_Dataset records_.
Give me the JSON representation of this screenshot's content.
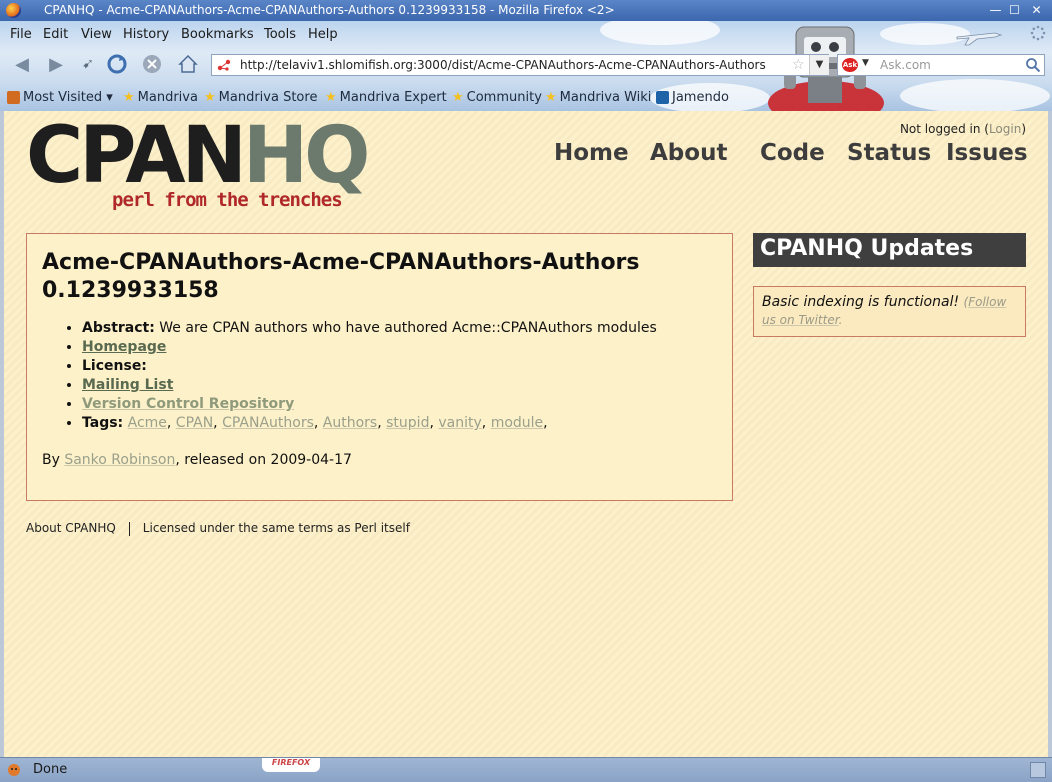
{
  "window": {
    "title": "CPANHQ - Acme-CPANAuthors-Acme-CPANAuthors-Authors 0.1239933158 - Mozilla Firefox <2>",
    "minimize": "—",
    "maximize": "☐",
    "close": "✕"
  },
  "menu": [
    "File",
    "Edit",
    "View",
    "History",
    "Bookmarks",
    "Tools",
    "Help"
  ],
  "toolbar": {
    "url": "http://telaviv1.shlomifish.org:3000/dist/Acme-CPANAuthors-Acme-CPANAuthors-Authors",
    "search_placeholder": "Ask.com"
  },
  "bookmarks": [
    {
      "label": "Most Visited ▾",
      "icon": "folder-icon"
    },
    {
      "label": "Mandriva",
      "icon": "star-icon"
    },
    {
      "label": "Mandriva Store",
      "icon": "star-icon"
    },
    {
      "label": "Mandriva Expert",
      "icon": "star-icon"
    },
    {
      "label": "Community",
      "icon": "star-icon"
    },
    {
      "label": "Mandriva Wiki",
      "icon": "star-icon"
    },
    {
      "label": "Jamendo",
      "icon": "jamendo-icon"
    }
  ],
  "site": {
    "logo_main": "CPAN",
    "logo_hq": "HQ",
    "logo_tagline": "perl from the trenches",
    "login_prefix": "Not logged in (",
    "login_link": "Login",
    "login_suffix": ")",
    "nav": [
      "Home",
      "About",
      "Code",
      "Status",
      "Issues"
    ]
  },
  "dist": {
    "title": "Acme-CPANAuthors-Acme-CPANAuthors-Authors 0.1239933158",
    "abstract_label": "Abstract:",
    "abstract": "We are CPAN authors who have authored Acme::CPANAuthors modules",
    "homepage": "Homepage",
    "license_label": "License:",
    "mailing_list": "Mailing List",
    "vcs": "Version Control Repository",
    "tags_label": "Tags:",
    "tags": [
      "Acme",
      "CPAN",
      "CPANAuthors",
      "Authors",
      "stupid",
      "vanity",
      "module"
    ],
    "by_prefix": "By ",
    "author": "Sanko Robinson",
    "released": ", released on 2009-04-17"
  },
  "updates": {
    "heading": "CPANHQ Updates",
    "message": "Basic indexing is functional!",
    "follow_prefix": "(",
    "follow_link": "Follow us on Twitter",
    "follow_suffix": "."
  },
  "footer": {
    "about": "About CPANHQ",
    "license": "Licensed under the same terms as Perl itself"
  },
  "status": {
    "text": "Done",
    "badge": "FIREFOX"
  }
}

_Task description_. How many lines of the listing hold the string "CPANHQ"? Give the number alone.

_Response box_. 3